Table of Contents
Contents: Foreword, Steven Maynard-Moody; Preface to the English edition; Introduction; Part I The Social Conditions of the Administrative Relationship: The public; Organising face-to-face encounters; An unequal relationship; Administrative exchanges, normative exchanges. Part II The Agent's Two Bodies: The post and the role of the agent; On becoming an agent; The agents as individuals; Facing misery; Managing social inequality; The agent's separate identities. Part III Questioning the Institutional Order: Flaws in the system; Putting up with the institution; The return of the repressed individual; Adapting the institution; Appendices; Indexes.
Vincent Dubois is Professor of Sociology and Political Science at the University of Strasbourg, France.

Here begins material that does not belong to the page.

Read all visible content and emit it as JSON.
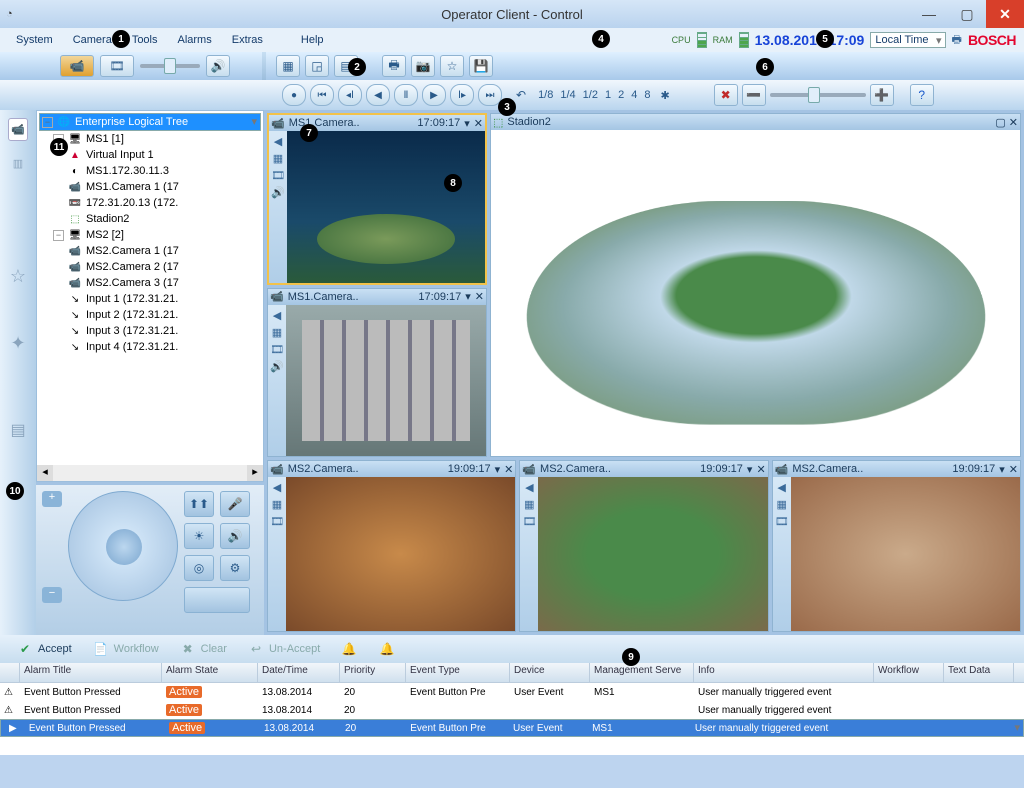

'By emphasising the encounters of the least powerful state actors and our least powerful citizens, Dubois presents a different, at once more troubling and hopeful view of the administrative state. Throughout The Bureaucrat and the Poor the emphasis remains on the fragility of social roles: nothing is so fixed as to prove immutable; all is contested and in play. For students and scholars of administration and policy, these are essential insights and well worth the read to appreciate in full.' Steven Maynard-Moody, The University of Kansas, USA 'This first-rate ethnography provides a unique vista point from which to understand how public policy translates into mundane dealings with marginal populations. By mating the theories of Bourdieu, Goffman and Lipsky, The Bureaucrat and the Poor delivers the best analysis yet of the specificity of bureaucratic domination and makes a signal contribution to the comparative sociology of welfare reform in the neoliberal era.’ LoÃ¯c Wacquant, University of California, Berkeley, USA ’A lucid, well-written and well-organised account of everyday bureaucracy at the welfare agency’s window, solidly based on observation: first-class empirical sociology, savvy, streetwise, and with a wicked sense of clients’ covert tactics. French bureaucrats and their clients are clearly not unique: as Dubois portrays them they look uncannily familiar.’ Abram de Swaan, University of Amsterdam, The Netherlands 'Vincent Dubois’ newly translated The Bureaucrat and the Poor: Encounters in French Welfare Offices provides an ethnographic "insider’s" look at the double role enacted by welfare workers as they encounter their clients. In his ethnographer’s role, Dubois follows these street-level bureaucrats up close and personal, and explores the workers’ "double bodied-ness" as they juggle at one and the same time their administrative roles and responsibilities with their human compassion for the misery of the poor with whom they interact an